"If god exists, then god is evil" is a non-answer. After all the "defense" of Atheism you seem to be saying now that you are a Agnostic. More schizophrenia.

GCT said...

P.O.,
"Quite simple actually. I was trying to demonstrate that even if your assumption were correct, your logic is still retarded."

Um, OK, sure. If god is evil, then the Devil being more evil somehow makes it OK. Fine, so let's say that someone walks up to you and punches you, then says, "Calm down man, that other guy over there would kill you given the chance, so you should be happy that I just punched you." Using your logic, it would be just fine that he punched you.

"Assuming you actually believe that God is evil, the simple fact that the Devil is worse would make God the obvious choice between the two. For a rational person that is."

Um, OK. So, what you are saying is that evil should be tolerated and chosen so long as the alternative is more evil. I happen to be more ethical and moral than that, however, and I choose to stand against evil regardless of whether it's better evil or worse evil than something else.

""If god exists, then god is evil" is a non-answer. After all the "defense" of Atheism you seem to be saying now that you are a Agnostic. More schizophrenia."

I'm truly amazed that you can't understand a simple if/then construction. Maybe Ryan can explain it to you so that you'll understand? I'll give it another try.

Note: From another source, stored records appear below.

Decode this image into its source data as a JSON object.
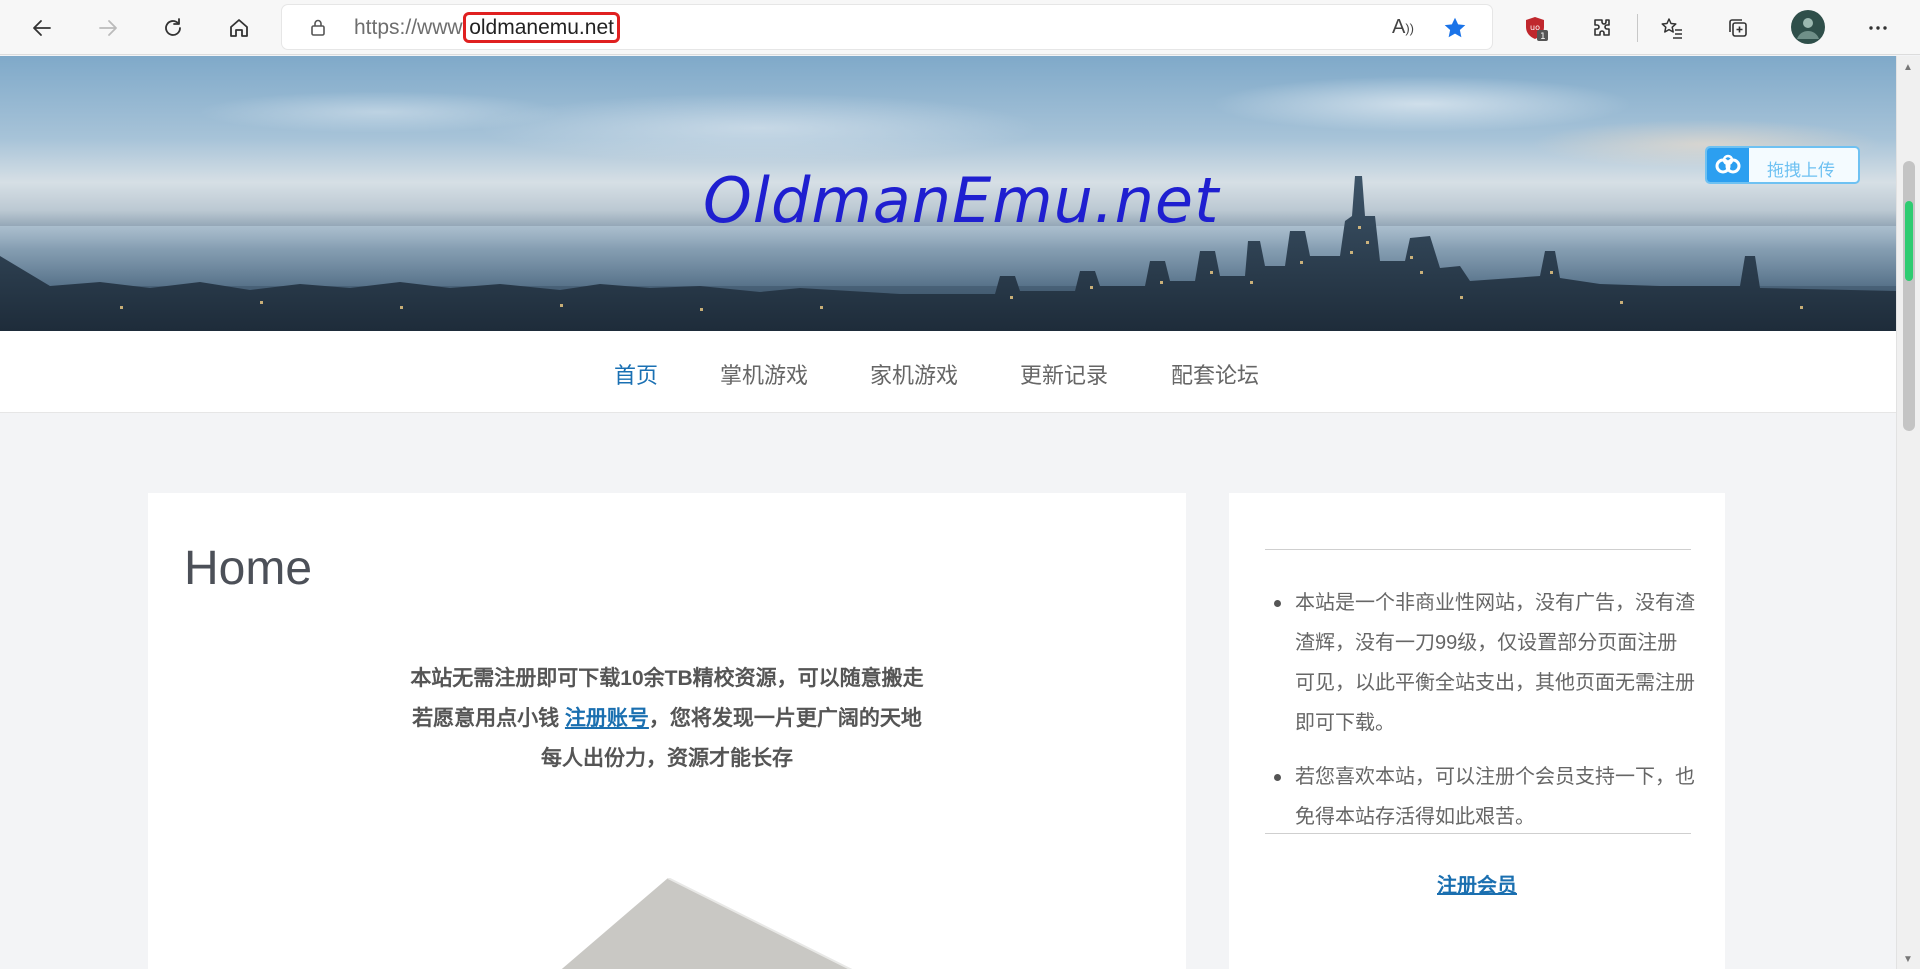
{
  "browser": {
    "url_prefix": "https://www.",
    "url_domain": "oldmanemu.net",
    "read_aloud_icon": "read-aloud-icon",
    "extension_badge": "1",
    "icons": [
      "back-icon",
      "forward-icon",
      "refresh-icon",
      "home-icon",
      "lock-icon",
      "read-aloud-icon",
      "favorite-star-icon",
      "ublock-icon",
      "extensions-icon",
      "favorites-icon",
      "collections-icon",
      "profile-avatar",
      "more-icon"
    ],
    "colors": {
      "star": "#1a73e8",
      "highlight_box": "#e02020",
      "ublock": "#c0272d"
    }
  },
  "banner": {
    "title": "OldmanEmu.net",
    "upload_label": "拖拽上传",
    "colors": {
      "title": "#1f1fd0",
      "upload": "#2c9ff0"
    }
  },
  "nav": {
    "items": [
      {
        "label": "首页",
        "active": true
      },
      {
        "label": "掌机游戏",
        "active": false
      },
      {
        "label": "家机游戏",
        "active": false
      },
      {
        "label": "更新记录",
        "active": false
      },
      {
        "label": "配套论坛",
        "active": false
      }
    ],
    "colors": {
      "active": "#1a70b3",
      "normal": "#666666"
    }
  },
  "main": {
    "title": "Home",
    "intro_line1": "本站无需注册即可下载10余TB精校资源，可以随意搬走",
    "intro_line2_pre": "若愿意用点小钱 ",
    "intro_link": "注册账号",
    "intro_line2_post": "，您将发现一片更广阔的天地",
    "intro_line3": "每人出份力，资源才能长存"
  },
  "sidebar": {
    "items": [
      "本站是一个非商业性网站，没有广告，没有渣渣辉，没有一刀99级，仅设置部分页面注册可见，以此平衡全站支出，其他页面无需注册即可下载。",
      "若您喜欢本站，可以注册个会员支持一下，也免得本站存活得如此艰苦。"
    ],
    "register_link": "注册会员"
  }
}
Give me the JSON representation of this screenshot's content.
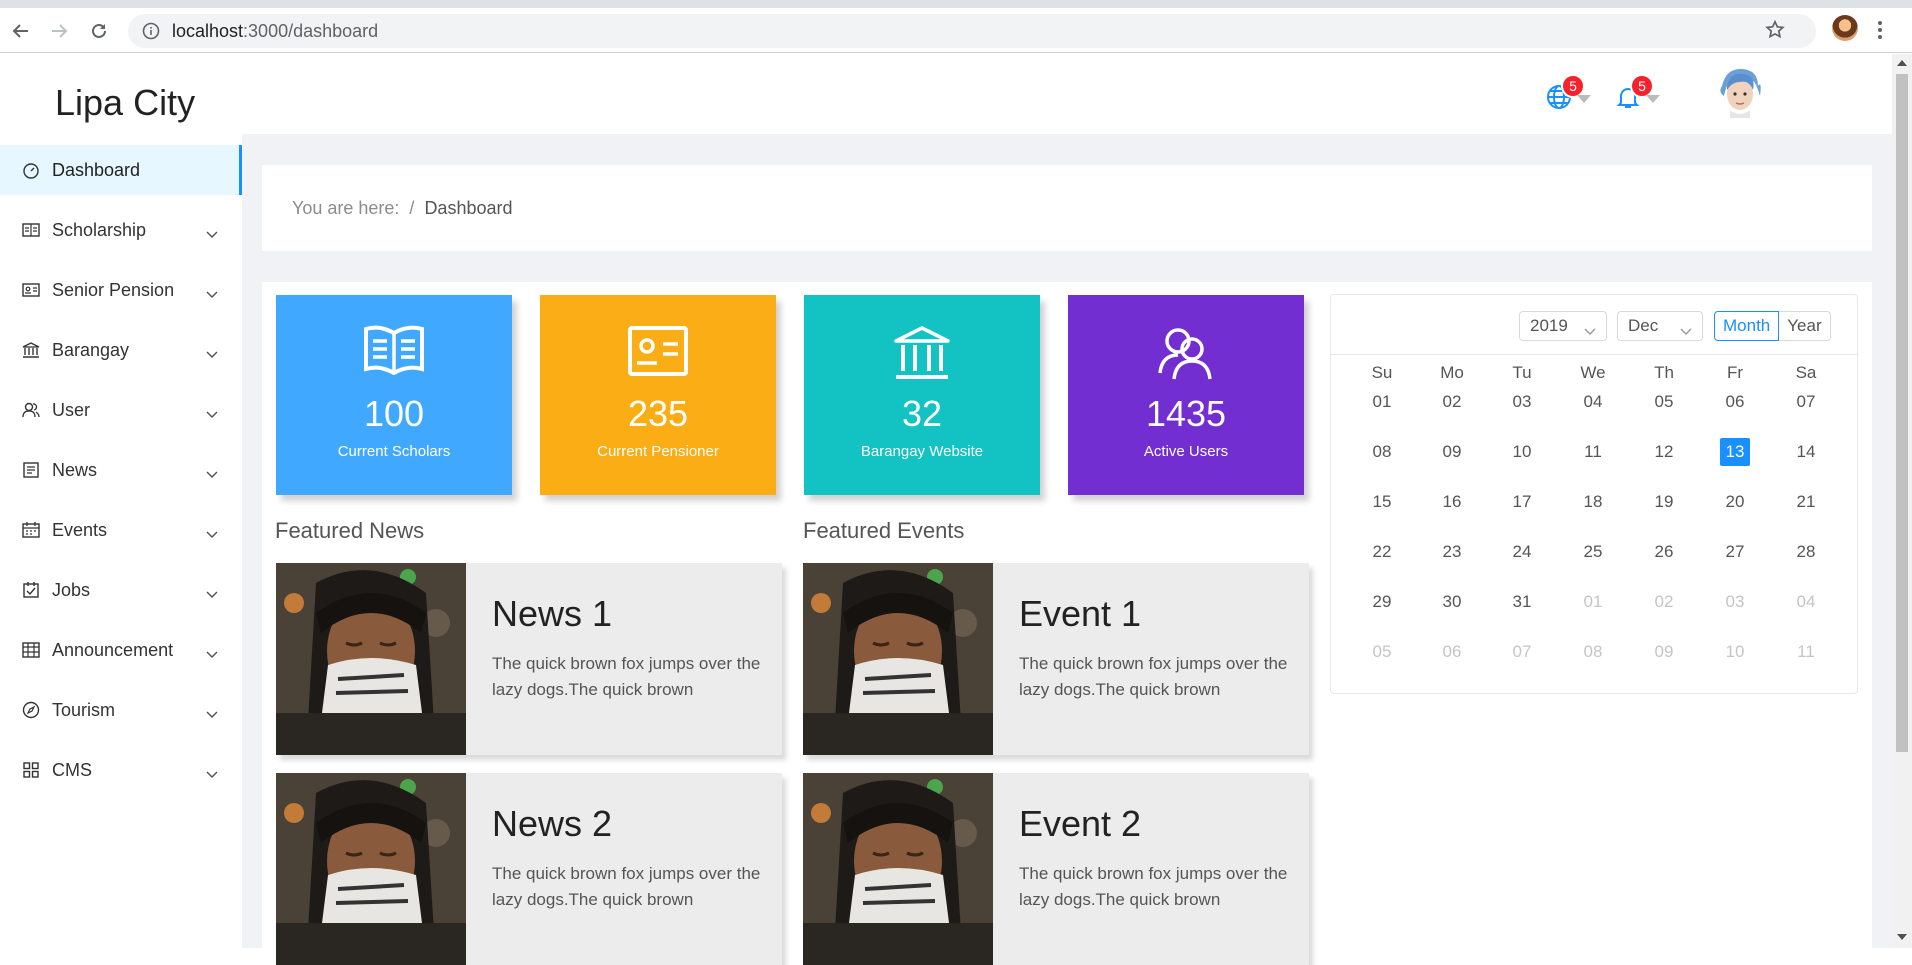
{
  "browser": {
    "url_host": "localhost",
    "url_path": ":3000/dashboard"
  },
  "header": {
    "brand": "Lipa City",
    "globe_badge": "5",
    "bell_badge": "5"
  },
  "sidebar": {
    "items": [
      {
        "label": "Dashboard",
        "icon": "dashboard-icon",
        "active": true
      },
      {
        "label": "Scholarship",
        "icon": "book-icon"
      },
      {
        "label": "Senior Pension",
        "icon": "id-card-icon"
      },
      {
        "label": "Barangay",
        "icon": "bank-icon"
      },
      {
        "label": "User",
        "icon": "user-icon"
      },
      {
        "label": "News",
        "icon": "news-icon"
      },
      {
        "label": "Events",
        "icon": "calendar-icon"
      },
      {
        "label": "Jobs",
        "icon": "jobs-icon"
      },
      {
        "label": "Announcement",
        "icon": "table-icon"
      },
      {
        "label": "Tourism",
        "icon": "compass-icon"
      },
      {
        "label": "CMS",
        "icon": "grid-icon"
      }
    ]
  },
  "breadcrumb": {
    "prefix": "You are here:",
    "separator": "/",
    "current": "Dashboard"
  },
  "stats": [
    {
      "value": "100",
      "label": "Current Scholars",
      "icon": "open-book-icon",
      "color": "#40a9ff"
    },
    {
      "value": "235",
      "label": "Current Pensioner",
      "icon": "id-card-icon",
      "color": "#faad14"
    },
    {
      "value": "32",
      "label": "Barangay Website",
      "icon": "bank-icon",
      "color": "#13c2c2"
    },
    {
      "value": "1435",
      "label": "Active Users",
      "icon": "team-icon",
      "color": "#722ed1"
    }
  ],
  "featured_news": {
    "title": "Featured News",
    "items": [
      {
        "title": "News 1",
        "text": "The quick brown fox jumps over the lazy dogs.The quick brown"
      },
      {
        "title": "News 2",
        "text": "The quick brown fox jumps over the lazy dogs.The quick brown"
      }
    ]
  },
  "featured_events": {
    "title": "Featured Events",
    "items": [
      {
        "title": "Event 1",
        "text": "The quick brown fox jumps over the lazy dogs.The quick brown"
      },
      {
        "title": "Event 2",
        "text": "The quick brown fox jumps over the lazy dogs.The quick brown"
      }
    ]
  },
  "calendar": {
    "year": "2019",
    "month": "Dec",
    "mode_month": "Month",
    "mode_year": "Year",
    "weekdays": [
      "Su",
      "Mo",
      "Tu",
      "We",
      "Th",
      "Fr",
      "Sa"
    ],
    "weeks": [
      [
        "01",
        "02",
        "03",
        "04",
        "05",
        "06",
        "07"
      ],
      [
        "08",
        "09",
        "10",
        "11",
        "12",
        "13",
        "14"
      ],
      [
        "15",
        "16",
        "17",
        "18",
        "19",
        "20",
        "21"
      ],
      [
        "22",
        "23",
        "24",
        "25",
        "26",
        "27",
        "28"
      ],
      [
        "29",
        "30",
        "31",
        "01",
        "02",
        "03",
        "04"
      ],
      [
        "05",
        "06",
        "07",
        "08",
        "09",
        "10",
        "11"
      ]
    ],
    "selected": "13",
    "accent": "#1890ff"
  }
}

You claim god exists and has done X, Y, and Z. I say that your conception of god is of an evil deity. So, if your god exists, then this god is evil. This makes no declaration of whether I believe in god or not, I'm simply noting the logical conclusion of your beliefs/arguments. It's not schizophrenic, it's not agnostic, it's being able to form a constructive sentences that denote potential eventualities and what their consequences would be. That you continue to be unable to understand such a simple concept does not speak well for you, and worse, that you are smug and arrogant about it speaks even less highly of you.

The Prophetic Observer said...

RT said:

"If there is a God -- which there probably isn't -- and he created humans with intellectual capacity, it would stand to reason that he would want us to use this capacity to be closer to him."

There you go again trying to use logic to understand God. As I stated previously, you relate to God on His terms, not yours. God uses allegories and parables because they bypass our logic and reason to give us truth. Take the parable of the sower. You cannot nitpick each detail of the story, it is a parable. But it illustrates a spiritual truth in a convenient package. You either get it or you don't.

GCT said...

"There you go again trying to use logic to understand God."

Yes, how silly of us to try and use the only tools we have of coming to understand things to try and understand something!

"God uses allegories and parables because they bypass our logic and reason to give us truth."

That's not what he says though. And, you still have to use logic and reason to figure out what the parable is trying to tell you.

"Take the parable of the sower. You cannot nitpick each detail of the story, it is a parable. But it illustrates a spiritual truth in a convenient package."

IOW, god wrote a bunch of superfluous stuff, and you can pick and choose which parts make sense to you and then browbeat all others for being stupid if they don't pick and choose the same parts as you or the same meanings for those parts.